I have never consciously tried to evolve a particular writing style—or copied anyone else’s, for that matter (I have always had the feeling that a writer’s style should just evolve—and, frankly, was never quite sure how to write like Hemingway or Jane Austin). Nonetheless, I have always made an effort to be as clear as possible—and have long been of the belief that clarity of mind is fundamental to clear writing. After all, it would seem to be self-evident that if you cannot think clearly—what you write will tend to reflect that fact.
Be suspicious of anything that is self-evident or conventional wisdom. Life has a tendency to be squirrelly.
In truth, I’m far from sure that I do naturally think clearly—but I certainly make a great effort to do so despite the endless distractions that litter and invade our multi-tasking oriented lives. In fact, the reality may well be that my mind is a jumble which only writing can convert into the semblance of lucid thought.
Hmm. That notion doesn’t do much for my ego—but I have the distinct feeling that it may reflect what is, indeed, the situation. But could it be that having a mind with the neatness of an unmade bed after a nightmare is actually helpful—and that an orderly mind should not be confused with a creative one?
Let me quote briefly from an interesting article in Inc. magazine by Ilan Mochari.
Yet it's possible--and even demonstrable--that you'll be more creative if your work space is disorganized and messy.
The Argument for Messiness
Last week, at the Yale School of Management's Art, Mind + Markets conference, Kathleen Vohs, a marketing professor at the University of Minnesota with an extensive psychology background, gave a talk called "Effect of Visual Order on Creativity." Her main point--which she and her colleagues have demonstrated in experiment after experiment--is that you get a creativity boost when you work in a messy space.
Last year, she described her work in the New York Times. In one experiment, she assigned 48 individuals to messy or neat rooms, and asked them "to imagine that a Ping-Pong ball factory needed to think of new uses for Ping-Pong balls, and to write down as many ideas as they could." Independent judges rated the answers for creativity. Here's what happened:

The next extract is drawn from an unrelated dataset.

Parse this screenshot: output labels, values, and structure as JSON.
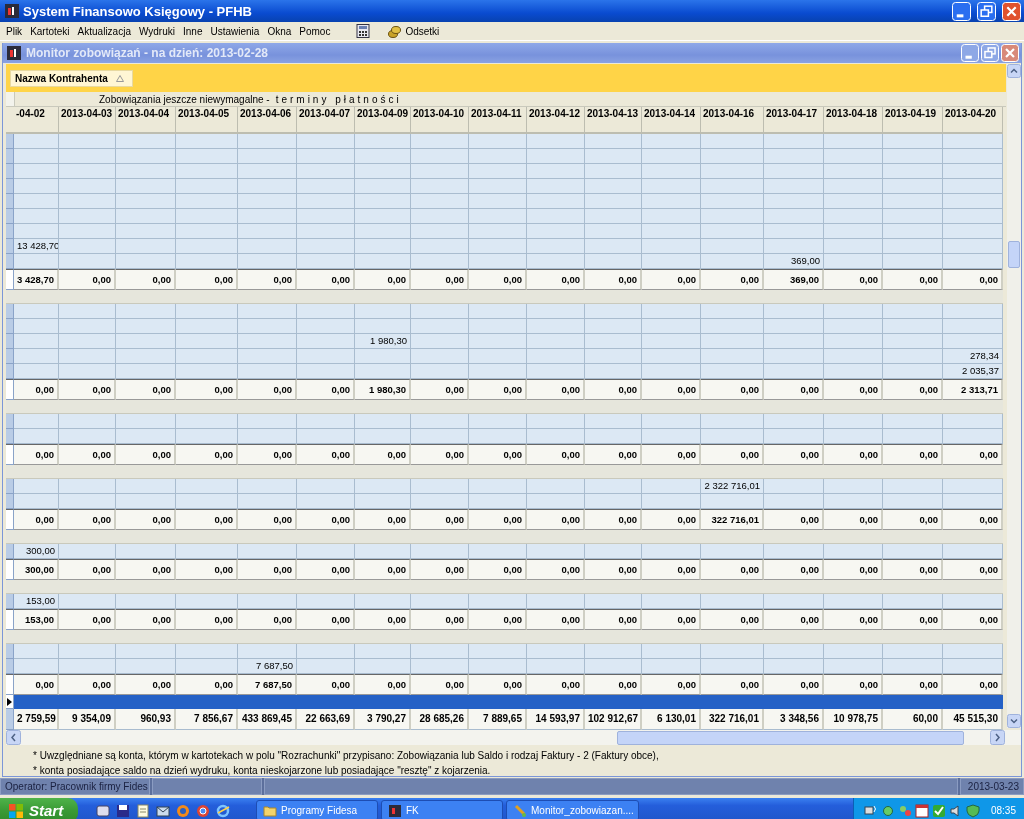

When we analyzed the responses, we found that the subjects in both types of rooms came up with about the same number of ideas, which meant they put about the same effort into the task. Nonetheless, the messy room subjects were more creative, as we expected. Not only were their ideas 28 percent more creative on average, but when we analyzed the ideas that judges scored as "highly creative," we found a remarkable boost from being in the messy room--these subjects came up with almost five times the number of highly creative responses as did their tidy-room counterparts.
(These results have been confirmed by independent researchers at Northwestern University, who found that subjects in a messy room drew more creative pictures and were quicker to solve a challenging brainteaser puzzle than subjects in a tidy room.)
Comparable results--wherein individuals in messy room were more creative than those in neat rooms--have occurred again and again in Vohs' research.